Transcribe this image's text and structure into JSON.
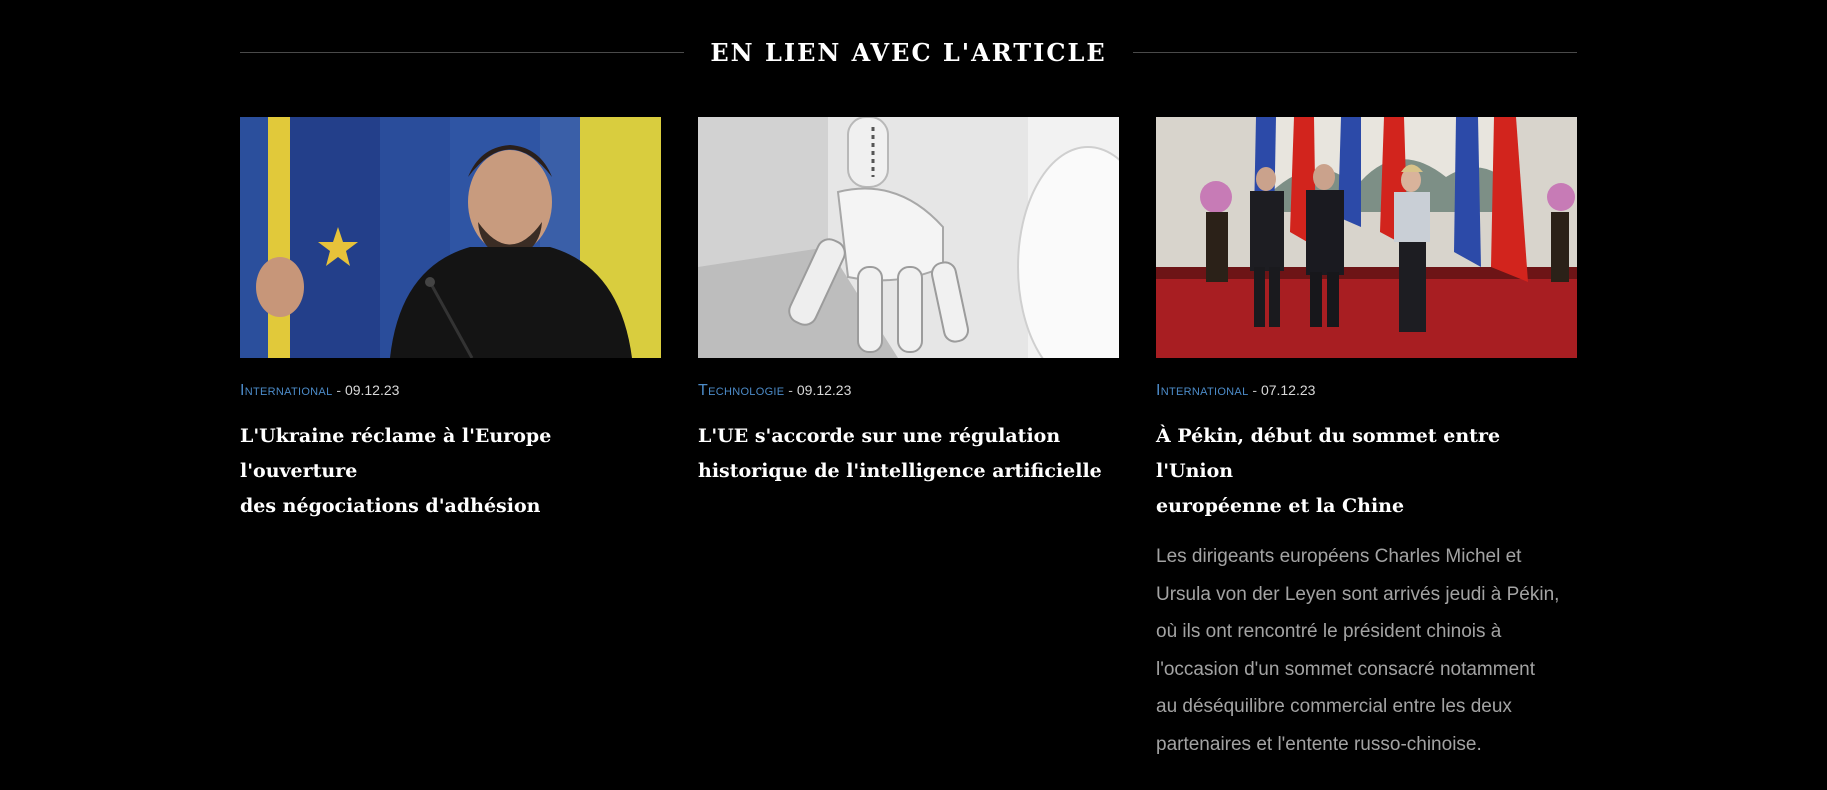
{
  "section": {
    "title": "EN LIEN AVEC L'ARTICLE"
  },
  "articles": [
    {
      "category": "International",
      "separator": " - ",
      "date": "09.12.23",
      "headline_line1": "L'Ukraine réclame à l'Europe l'ouverture",
      "headline_line2": "des négociations d'adhésion"
    },
    {
      "category": "Technologie",
      "separator": " - ",
      "date": "09.12.23",
      "headline_line1": "L'UE s'accorde sur une régulation",
      "headline_line2": "historique de l'intelligence artificielle"
    },
    {
      "category": "International",
      "separator": " - ",
      "date": "07.12.23",
      "headline_line1": "À Pékin, début du sommet entre l'Union",
      "headline_line2": "européenne et la Chine",
      "summary_lines": [
        "Les dirigeants européens Charles Michel et",
        "Ursula von der Leyen sont arrivés jeudi à Pékin,",
        "où ils ont rencontré le président chinois à",
        "l'occasion d'un sommet consacré notamment",
        "au déséquilibre commercial entre les deux",
        "partenaires et l'entente russo-chinoise."
      ]
    }
  ],
  "colors": {
    "background": "#000000",
    "category_link": "#4c8bc8",
    "summary_text": "#a3a3a3",
    "rule": "#4a4a4a"
  }
}
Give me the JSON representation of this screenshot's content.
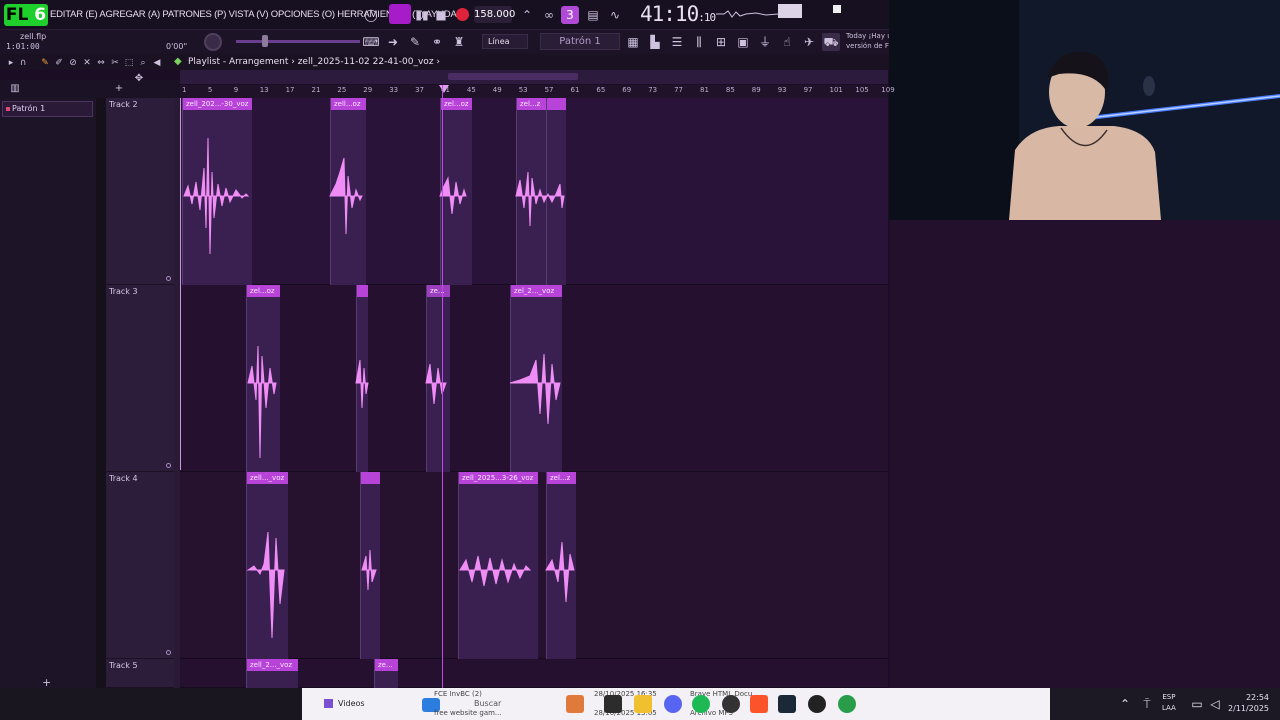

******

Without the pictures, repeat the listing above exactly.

Transcribe this image's text and structure into JSON.
{
  "section": {
    "title": "EN LIEN AVEC L'ARTICLE"
  },
  "articles": [
    {
      "category": "International",
      "separator": " - ",
      "date": "09.12.23",
      "headline_line1": "L'Ukraine réclame à l'Europe l'ouverture",
      "headline_line2": "des négociations d'adhésion"
    },
    {
      "category": "Technologie",
      "separator": " - ",
      "date": "09.12.23",
      "headline_line1": "L'UE s'accorde sur une régulation",
      "headline_line2": "historique de l'intelligence artificielle"
    },
    {
      "category": "International",
      "separator": " - ",
      "date": "07.12.23",
      "headline_line1": "À Pékin, début du sommet entre l'Union",
      "headline_line2": "européenne et la Chine",
      "summary_lines": [
        "Les dirigeants européens Charles Michel et",
        "Ursula von der Leyen sont arrivés jeudi à Pékin,",
        "où ils ont rencontré le président chinois à",
        "l'occasion d'un sommet consacré notamment",
        "au déséquilibre commercial entre les deux",
        "partenaires et l'entente russo-chinoise."
      ]
    }
  ],
  "colors": {
    "background": "#000000",
    "category_link": "#4c8bc8",
    "summary_text": "#a3a3a3",
    "rule": "#4a4a4a"
  }
}
Give me the JSON representation of this screenshot's content.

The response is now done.